When you are the adult child of an aging parent who lives alone, safety is always a concern. Family caregivers are often surprised at how much greater risk their senior loved one has of being hurt or fatally injured in a fire.
Because of health conditions, slower reflexes and other aging-related issues, seniors have double the risk younger adults do. Once they reach the age of 85, that risk climbs to nearly five times higher. Seniors account for 35% of all deaths in the U.S. caused by fire.
As National Fire Prevention Week kicks off, we have pulled together a few tips to help Connecticut caregivers know how to evaluate their senior loved one’s home for fire safety.
6 Fire Safety Tips for Connecticut Seniors
- Conduct a fire safety evaluation. The Federal Emergency Management Administration has put together a fire safety checklist you probably find to be of help.
- Space heater safety. For seniors who are trying to control utility expenses, space heaters often seem like a good solution. While fires caused by space heaters aren’t common, they often lead to fatalities when they do occur. 79% of home heating related deaths are caused by a space heater. These space heater safety tips from the National Fire Prevention Association can help keep your senior loved one safe.
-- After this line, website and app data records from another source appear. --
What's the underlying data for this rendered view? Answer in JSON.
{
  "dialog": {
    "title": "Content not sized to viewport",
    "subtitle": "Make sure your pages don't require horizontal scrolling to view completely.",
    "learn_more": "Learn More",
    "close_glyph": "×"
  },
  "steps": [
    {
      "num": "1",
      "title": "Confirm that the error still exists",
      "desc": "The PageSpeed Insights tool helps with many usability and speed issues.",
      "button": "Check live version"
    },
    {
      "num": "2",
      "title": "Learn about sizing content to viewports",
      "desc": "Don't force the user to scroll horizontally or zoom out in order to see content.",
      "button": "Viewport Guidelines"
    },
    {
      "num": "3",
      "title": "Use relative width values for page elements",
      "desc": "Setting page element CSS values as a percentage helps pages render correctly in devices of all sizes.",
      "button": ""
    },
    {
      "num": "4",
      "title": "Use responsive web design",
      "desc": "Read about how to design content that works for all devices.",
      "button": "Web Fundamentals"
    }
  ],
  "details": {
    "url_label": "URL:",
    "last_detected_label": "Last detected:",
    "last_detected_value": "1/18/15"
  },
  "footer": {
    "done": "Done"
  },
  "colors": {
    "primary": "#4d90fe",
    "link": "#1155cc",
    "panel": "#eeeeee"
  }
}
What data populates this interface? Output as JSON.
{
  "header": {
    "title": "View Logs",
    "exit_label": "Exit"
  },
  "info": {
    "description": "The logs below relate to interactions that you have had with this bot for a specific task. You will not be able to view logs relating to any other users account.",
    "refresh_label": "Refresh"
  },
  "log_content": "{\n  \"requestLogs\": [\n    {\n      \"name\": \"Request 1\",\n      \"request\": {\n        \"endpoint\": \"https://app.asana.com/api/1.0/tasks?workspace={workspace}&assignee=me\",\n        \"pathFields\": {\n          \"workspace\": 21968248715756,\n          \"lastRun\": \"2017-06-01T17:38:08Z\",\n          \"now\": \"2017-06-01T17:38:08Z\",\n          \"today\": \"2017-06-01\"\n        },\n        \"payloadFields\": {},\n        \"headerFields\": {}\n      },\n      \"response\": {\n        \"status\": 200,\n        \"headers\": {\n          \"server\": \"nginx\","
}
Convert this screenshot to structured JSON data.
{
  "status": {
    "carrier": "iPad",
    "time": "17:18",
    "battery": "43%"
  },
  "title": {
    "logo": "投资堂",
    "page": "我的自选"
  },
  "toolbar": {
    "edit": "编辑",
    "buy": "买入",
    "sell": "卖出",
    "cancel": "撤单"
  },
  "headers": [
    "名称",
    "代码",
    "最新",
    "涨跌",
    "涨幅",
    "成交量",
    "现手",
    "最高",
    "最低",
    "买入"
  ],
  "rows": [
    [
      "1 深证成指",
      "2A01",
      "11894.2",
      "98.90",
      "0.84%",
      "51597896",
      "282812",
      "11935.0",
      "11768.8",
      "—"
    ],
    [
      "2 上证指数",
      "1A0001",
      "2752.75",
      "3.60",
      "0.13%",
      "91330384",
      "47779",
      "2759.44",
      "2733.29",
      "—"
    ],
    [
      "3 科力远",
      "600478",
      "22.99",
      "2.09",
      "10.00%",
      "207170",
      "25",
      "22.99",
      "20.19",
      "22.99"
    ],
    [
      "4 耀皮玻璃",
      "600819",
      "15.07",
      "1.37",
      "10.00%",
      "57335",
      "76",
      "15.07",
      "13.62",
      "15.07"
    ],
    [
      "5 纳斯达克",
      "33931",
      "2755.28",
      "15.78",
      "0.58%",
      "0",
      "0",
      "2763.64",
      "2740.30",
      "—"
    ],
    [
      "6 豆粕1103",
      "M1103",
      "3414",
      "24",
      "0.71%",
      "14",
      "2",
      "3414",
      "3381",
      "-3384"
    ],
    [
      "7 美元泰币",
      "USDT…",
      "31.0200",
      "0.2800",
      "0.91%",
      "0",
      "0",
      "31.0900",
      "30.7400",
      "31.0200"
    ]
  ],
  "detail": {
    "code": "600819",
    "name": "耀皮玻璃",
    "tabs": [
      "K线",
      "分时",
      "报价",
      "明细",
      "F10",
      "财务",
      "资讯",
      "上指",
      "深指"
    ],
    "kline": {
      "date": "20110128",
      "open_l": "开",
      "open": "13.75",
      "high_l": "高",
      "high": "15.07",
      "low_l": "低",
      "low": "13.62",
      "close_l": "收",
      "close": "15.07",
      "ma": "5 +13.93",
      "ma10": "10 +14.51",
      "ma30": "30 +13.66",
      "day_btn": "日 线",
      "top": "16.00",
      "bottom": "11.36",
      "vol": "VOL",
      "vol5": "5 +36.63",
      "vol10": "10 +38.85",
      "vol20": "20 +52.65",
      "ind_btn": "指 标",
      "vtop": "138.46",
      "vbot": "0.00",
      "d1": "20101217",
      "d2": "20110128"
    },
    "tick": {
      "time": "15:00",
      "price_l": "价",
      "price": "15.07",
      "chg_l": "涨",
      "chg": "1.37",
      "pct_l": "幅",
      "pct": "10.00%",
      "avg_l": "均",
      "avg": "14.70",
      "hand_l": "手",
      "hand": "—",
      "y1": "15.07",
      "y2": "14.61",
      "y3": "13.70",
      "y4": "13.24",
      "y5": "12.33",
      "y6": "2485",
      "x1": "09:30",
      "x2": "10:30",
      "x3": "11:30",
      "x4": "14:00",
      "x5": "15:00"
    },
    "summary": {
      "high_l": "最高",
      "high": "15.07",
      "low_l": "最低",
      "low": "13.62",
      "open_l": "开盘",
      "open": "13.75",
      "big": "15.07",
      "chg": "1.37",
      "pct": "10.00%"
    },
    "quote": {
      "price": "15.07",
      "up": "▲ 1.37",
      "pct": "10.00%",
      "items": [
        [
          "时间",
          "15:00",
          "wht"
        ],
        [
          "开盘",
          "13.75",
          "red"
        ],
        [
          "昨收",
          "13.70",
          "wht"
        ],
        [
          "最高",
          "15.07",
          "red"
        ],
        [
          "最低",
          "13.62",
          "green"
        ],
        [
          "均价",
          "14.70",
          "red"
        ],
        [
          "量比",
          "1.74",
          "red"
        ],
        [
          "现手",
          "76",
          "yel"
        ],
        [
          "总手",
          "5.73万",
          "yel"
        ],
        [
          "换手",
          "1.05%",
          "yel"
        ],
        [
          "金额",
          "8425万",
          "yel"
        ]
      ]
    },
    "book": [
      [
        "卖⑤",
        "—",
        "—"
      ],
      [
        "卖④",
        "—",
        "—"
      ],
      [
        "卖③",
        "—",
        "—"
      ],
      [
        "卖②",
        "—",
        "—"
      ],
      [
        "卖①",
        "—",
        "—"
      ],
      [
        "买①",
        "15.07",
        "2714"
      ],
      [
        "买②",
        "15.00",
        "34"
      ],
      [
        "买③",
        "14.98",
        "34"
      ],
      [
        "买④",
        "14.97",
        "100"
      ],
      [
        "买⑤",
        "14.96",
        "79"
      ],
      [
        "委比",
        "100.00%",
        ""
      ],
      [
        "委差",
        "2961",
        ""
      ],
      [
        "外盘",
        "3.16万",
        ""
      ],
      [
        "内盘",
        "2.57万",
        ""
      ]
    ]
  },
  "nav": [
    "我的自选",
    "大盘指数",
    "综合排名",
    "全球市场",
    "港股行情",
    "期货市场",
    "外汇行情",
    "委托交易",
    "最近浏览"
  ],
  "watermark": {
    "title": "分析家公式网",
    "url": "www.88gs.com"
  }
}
- Fire safe kitchens. Cooking related problems are the leading cause of all home fires. Remind your aging loved one to stay in the kitchen when they have a pot cooking on the stove. You can also use an automatic turn-off device like Cook Stop. Older adults should avoid wearing clothing with loose-fitting sleeves that can easily ignite when they are cooking. Keeping a small fire extinguisher in an easily accessed corner of the kitchen is also advised.
- Smoke detectors for hearing impaired. A surprising number of older adults do not have a working smoke detector in their home. Fire prevention experts recommend at least one smoke detector on every floor of the home. If a loved one lives with a hearing impairment, products like the Silent Call Smoke Detector and the Silent Call Bed Shaker can accommodate their hearing loss. They can send a vibration alert and shake the bed to alert the senior to a fire.
- Have an escape plan. Seniors often live with health conditions and aging-related challenges that often make it more difficult to react quickly in an emergency. Developing an escape plan for them to exit the home in case a fire breaks out is important. Be sure to review and practice it with them a few times a year.
- Furnace Inspection. As we head in to the coldest months of the year, our final safety tip is to make sure your senior loved one’s furnace is inspected by a professional. It can help prevent both fire and carbon monoxide emergencies.
If you would like to read more about keeping a senior loved one safe from harm in a fire, this Fire Safety Checklist from FEMA and the U.S. Fire Administration is available to download at no cost.